Investment companies and advisers have welcomed new investment and tax relief rules offered for venture capital trusts in last week’s Budget and believe the sector may boom in the last few days of the tax year.
Chancellor George Osborne set out more favourable rules for VCTs and enterprise investment schemes, with some changes bringing both investments in line with one another.
Among the dual changes is the rise in qualifying company limits from 50 to 250 employees and gross assets from £7m to £15m for both vehicles.
The move was a surprise after fears of a crackdown following comments from Osborne last month questioning VCTs. Feed-in tariff businesses, such as solar companies, have been put on the excluded activities list for VCTs and EISs from April 2012.
VCT fund-raising has fallen sharply in recent years from £508m in 2006 to £318m in 2010 and only £25m has been raised so far this year amid concerns over a clampdown.
Chelsea Financial Services head of investment products Matthew Woodbridge says the move could even breathe new life into Aim VCTs, which have suffered under the restrictions.
He says another key improvement will be allowing companies to receive up to £10m of assisted funding in a year – a fivefold increase from £2m.
Woodbridge says: “VCTs and EIS have played an important part in bridging the finance gap faced by SMEs but particularly in the current conditions where banks are more concerned with improving their balance sheets than lending money to small businesses. This means they will continue to help bridge that gap.”
Hargreaves Lansdown investment manager Ben Yearsley says Osborne has secured the long-term future of VCTs. He says: “Sales will improve in the long term but the important thing to recognise is the advantages are being made for the genuine growth-orientated companies. I do not think we will go back to the times of £750m in sales simply because tax relief was at 40 per cent.”
Experts suggest the favourable treatment of EISs, notably raising the level of income tax relief from 20 to 30 per cent in April 2011 and doubling the annual EIS investment limit to £1m from April 2012 – compared with £200,000 for VCTs – may see them heavily outsell VCTs. There are fears that EIS may now attract the wrong type of investor.
Oxford Capital Partners investment director David Mott expects EIS investment volumes to soar by 300 per cent.
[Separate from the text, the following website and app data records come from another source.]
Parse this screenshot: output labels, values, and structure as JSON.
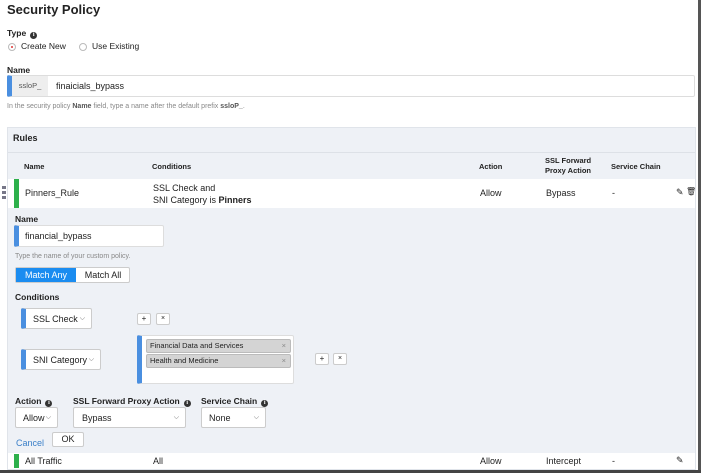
{
  "title": "Security Policy",
  "type": {
    "label": "Type",
    "options": [
      "Create New",
      "Use Existing"
    ],
    "selected": "Create New"
  },
  "name": {
    "label": "Name",
    "prefix": "ssloP_",
    "value": "finaicials_bypass",
    "hint_pre": "In the security policy ",
    "hint_bold": "Name",
    "hint_mid": " field, type a name after the default prefix ",
    "hint_prefix": "ssloP_",
    "hint_end": "."
  },
  "rules": {
    "title": "Rules",
    "columns": [
      "Name",
      "Conditions",
      "Action",
      "SSL Forward Proxy Action",
      "Service Chain"
    ],
    "rows": [
      {
        "name": "Pinners_Rule",
        "cond1": "SSL Check  and",
        "cond2_pre": "SNI Category  is ",
        "cond2_bold": "Pinners",
        "action": "Allow",
        "ssl": "Bypass",
        "chain": "-"
      },
      {
        "name": "All Traffic",
        "cond1": "All",
        "action": "Allow",
        "ssl": "Intercept",
        "chain": "-"
      }
    ]
  },
  "editor": {
    "name_label": "Name",
    "name_value": "financial_bypass",
    "name_hint": "Type the name of your custom policy.",
    "match": [
      "Match Any",
      "Match All"
    ],
    "match_selected": "Match Any",
    "conditions_label": "Conditions",
    "conditions": [
      {
        "type": "SSL Check"
      },
      {
        "type": "SNI Category",
        "values": [
          "Financial Data and Services",
          "Health and Medicine"
        ]
      }
    ],
    "action_label": "Action",
    "action_value": "Allow",
    "ssl_label": "SSL Forward Proxy Action",
    "ssl_value": "Bypass",
    "chain_label": "Service Chain",
    "chain_value": "None",
    "cancel": "Cancel",
    "ok": "OK"
  },
  "colors": {
    "accent": "#4a8fe0",
    "rule_ok": "#2db04b",
    "primary_btn": "#1a8cf0"
  }
}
Since 1994, EISs have raised £7bn, averaging around £388m a year.
MAC Consulting chief executive Mark Chilton agrees that EISs will see a surge in sales due to the increase in tax relief but warns that they are usually a riskier investment vehicle than VCTs.
He says: “Quite how this increased incentive for risk sits with the FSA’s concern over IFAs’ risk-profiling of clients is an interesting conundrum.
“I expect a wall of money to flow into VCTs until the deadline now that the existing regime has been supported in the Budget.”
As for the refocusing of VCTs, Albion Ventures managing director Patrick Reeve says it is a sensible move as a number of VCTs have been targeting investments that do not fill a policy need – essentially a business that could be covered by bank finance.
Reeve says there are some companies that could do with the help in this area. He says: “An example would be anaerobic digestion – the changing of waste food into energy – because that is a complex process that is also expensive. The banks are not lending but VCTs are beginning to.”